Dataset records
::::::::

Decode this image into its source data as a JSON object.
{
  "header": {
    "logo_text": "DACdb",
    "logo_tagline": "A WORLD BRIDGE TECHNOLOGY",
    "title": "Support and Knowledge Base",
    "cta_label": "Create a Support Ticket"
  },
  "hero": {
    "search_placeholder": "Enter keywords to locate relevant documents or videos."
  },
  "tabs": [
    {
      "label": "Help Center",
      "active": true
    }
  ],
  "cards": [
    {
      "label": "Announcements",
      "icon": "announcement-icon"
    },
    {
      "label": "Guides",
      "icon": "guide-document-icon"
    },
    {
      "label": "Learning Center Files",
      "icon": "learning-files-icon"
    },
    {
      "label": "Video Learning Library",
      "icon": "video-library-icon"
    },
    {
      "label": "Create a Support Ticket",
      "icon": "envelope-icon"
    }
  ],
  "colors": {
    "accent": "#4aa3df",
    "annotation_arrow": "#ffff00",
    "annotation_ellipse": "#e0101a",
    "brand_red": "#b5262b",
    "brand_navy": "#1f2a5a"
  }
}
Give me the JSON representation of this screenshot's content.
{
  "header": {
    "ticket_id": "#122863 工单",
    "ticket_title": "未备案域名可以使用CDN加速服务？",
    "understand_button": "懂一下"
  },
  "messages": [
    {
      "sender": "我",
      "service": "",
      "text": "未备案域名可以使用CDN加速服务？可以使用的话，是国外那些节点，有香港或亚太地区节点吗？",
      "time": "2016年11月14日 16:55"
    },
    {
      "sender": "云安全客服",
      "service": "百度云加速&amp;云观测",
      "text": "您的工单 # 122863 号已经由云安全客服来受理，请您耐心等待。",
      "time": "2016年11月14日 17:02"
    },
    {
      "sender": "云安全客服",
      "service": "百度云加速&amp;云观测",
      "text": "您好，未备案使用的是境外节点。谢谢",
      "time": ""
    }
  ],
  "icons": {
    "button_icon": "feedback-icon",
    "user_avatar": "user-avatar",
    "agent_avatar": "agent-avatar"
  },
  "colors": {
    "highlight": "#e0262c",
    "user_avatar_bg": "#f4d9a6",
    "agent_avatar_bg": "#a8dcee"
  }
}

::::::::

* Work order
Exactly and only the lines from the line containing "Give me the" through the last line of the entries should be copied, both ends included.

* Output of the task
Give me the JSON representation of this screenshot's content.
{
  "header": {
    "ticket_id": "#122863 工单",
    "ticket_title": "未备案域名可以使用CDN加速服务？",
    "understand_button": "懂一下"
  },
  "messages": [
    {
      "sender": "我",
      "service": "",
      "text": "未备案域名可以使用CDN加速服务？可以使用的话，是国外那些节点，有香港或亚太地区节点吗？",
      "time": "2016年11月14日 16:55"
    },
    {
      "sender": "云安全客服",
      "service": "百度云加速&amp;云观测",
      "text": "您的工单 # 122863 号已经由云安全客服来受理，请您耐心等待。",
      "time": "2016年11月14日 17:02"
    },
    {
      "sender": "云安全客服",
      "service": "百度云加速&amp;云观测",
      "text": "您好，未备案使用的是境外节点。谢谢",
      "time": ""
    }
  ],
  "icons": {
    "button_icon": "feedback-icon",
    "user_avatar": "user-avatar",
    "agent_avatar": "agent-avatar"
  },
  "colors": {
    "highlight": "#e0262c",
    "user_avatar_bg": "#f4d9a6",
    "agent_avatar_bg": "#a8dcee"
  }
}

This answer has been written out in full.